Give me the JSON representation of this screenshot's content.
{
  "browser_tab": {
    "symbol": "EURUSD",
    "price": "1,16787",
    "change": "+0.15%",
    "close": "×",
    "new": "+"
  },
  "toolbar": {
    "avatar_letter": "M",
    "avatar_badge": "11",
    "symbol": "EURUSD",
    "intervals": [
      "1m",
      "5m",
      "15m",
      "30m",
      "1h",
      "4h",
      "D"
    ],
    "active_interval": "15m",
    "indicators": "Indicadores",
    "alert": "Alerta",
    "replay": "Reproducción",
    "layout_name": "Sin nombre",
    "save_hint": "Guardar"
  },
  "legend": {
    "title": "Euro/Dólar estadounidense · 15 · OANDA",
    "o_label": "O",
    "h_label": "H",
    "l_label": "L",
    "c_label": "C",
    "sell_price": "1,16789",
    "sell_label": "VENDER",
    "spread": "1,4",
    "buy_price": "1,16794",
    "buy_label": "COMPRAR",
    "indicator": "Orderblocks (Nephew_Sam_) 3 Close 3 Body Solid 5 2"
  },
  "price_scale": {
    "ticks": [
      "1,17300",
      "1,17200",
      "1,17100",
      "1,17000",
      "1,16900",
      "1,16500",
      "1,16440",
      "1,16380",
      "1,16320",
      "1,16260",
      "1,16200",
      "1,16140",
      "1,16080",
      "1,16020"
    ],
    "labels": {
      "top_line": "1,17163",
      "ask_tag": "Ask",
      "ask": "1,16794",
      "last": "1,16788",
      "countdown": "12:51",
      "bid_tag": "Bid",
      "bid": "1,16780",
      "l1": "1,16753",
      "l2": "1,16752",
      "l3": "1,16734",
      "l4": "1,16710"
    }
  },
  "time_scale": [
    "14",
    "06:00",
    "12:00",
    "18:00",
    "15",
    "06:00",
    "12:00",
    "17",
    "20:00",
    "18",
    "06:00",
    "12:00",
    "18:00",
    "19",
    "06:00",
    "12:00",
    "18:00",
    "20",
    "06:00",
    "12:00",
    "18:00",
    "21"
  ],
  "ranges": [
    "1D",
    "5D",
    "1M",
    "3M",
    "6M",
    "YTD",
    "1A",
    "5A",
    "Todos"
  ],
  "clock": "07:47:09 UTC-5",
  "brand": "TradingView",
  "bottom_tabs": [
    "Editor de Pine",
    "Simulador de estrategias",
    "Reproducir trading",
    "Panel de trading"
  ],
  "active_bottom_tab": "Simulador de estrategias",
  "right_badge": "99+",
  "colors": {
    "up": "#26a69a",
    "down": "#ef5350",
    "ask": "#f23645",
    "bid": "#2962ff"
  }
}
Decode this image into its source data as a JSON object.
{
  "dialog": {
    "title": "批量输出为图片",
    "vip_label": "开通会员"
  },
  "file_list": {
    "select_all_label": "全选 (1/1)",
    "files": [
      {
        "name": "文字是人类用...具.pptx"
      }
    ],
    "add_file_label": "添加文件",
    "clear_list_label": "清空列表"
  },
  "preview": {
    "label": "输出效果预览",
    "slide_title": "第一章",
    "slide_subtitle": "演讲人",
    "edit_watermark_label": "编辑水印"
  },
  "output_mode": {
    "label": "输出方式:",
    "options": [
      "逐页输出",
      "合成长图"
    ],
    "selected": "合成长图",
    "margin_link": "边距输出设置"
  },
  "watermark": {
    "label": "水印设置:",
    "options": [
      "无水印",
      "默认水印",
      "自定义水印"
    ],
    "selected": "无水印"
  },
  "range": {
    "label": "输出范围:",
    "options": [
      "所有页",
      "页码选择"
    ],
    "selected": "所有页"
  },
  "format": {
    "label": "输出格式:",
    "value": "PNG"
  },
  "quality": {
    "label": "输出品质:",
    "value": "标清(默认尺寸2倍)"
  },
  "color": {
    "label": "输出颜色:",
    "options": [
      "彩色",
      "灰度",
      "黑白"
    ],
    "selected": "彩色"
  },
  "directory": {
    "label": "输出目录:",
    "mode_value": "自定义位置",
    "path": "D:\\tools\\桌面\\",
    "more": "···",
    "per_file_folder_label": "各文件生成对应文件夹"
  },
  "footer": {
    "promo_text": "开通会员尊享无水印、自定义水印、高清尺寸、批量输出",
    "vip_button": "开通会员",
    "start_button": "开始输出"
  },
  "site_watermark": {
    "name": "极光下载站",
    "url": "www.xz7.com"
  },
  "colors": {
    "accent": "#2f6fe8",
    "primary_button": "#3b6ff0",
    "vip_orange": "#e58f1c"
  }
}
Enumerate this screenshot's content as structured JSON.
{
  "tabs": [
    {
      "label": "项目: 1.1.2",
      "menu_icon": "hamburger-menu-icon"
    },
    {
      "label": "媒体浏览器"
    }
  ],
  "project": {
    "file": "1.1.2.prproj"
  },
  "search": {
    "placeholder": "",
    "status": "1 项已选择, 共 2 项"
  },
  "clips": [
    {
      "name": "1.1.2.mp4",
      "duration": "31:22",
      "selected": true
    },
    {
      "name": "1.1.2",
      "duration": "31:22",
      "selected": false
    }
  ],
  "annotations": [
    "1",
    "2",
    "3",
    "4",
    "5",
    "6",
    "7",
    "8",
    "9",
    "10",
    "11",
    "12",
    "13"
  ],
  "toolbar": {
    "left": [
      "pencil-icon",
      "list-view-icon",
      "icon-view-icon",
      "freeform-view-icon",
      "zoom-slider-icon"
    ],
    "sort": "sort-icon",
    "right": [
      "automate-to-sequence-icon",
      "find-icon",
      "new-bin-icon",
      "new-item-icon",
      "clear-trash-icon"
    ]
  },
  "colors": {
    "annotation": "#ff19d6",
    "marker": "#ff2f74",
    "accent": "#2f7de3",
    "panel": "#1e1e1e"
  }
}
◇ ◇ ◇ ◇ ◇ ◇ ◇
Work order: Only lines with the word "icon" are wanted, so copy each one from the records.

Answer box:
      "menu_icon": "hamburger-menu-icon"
      "pencil-icon",
      "list-view-icon",
      "icon-view-icon",
      "freeform-view-icon",
      "zoom-slider-icon"
    "sort": "sort-icon",
      "automate-to-sequence-icon",
      "find-icon",
      "new-bin-icon",
      "new-item-icon",
      "clear-trash-icon"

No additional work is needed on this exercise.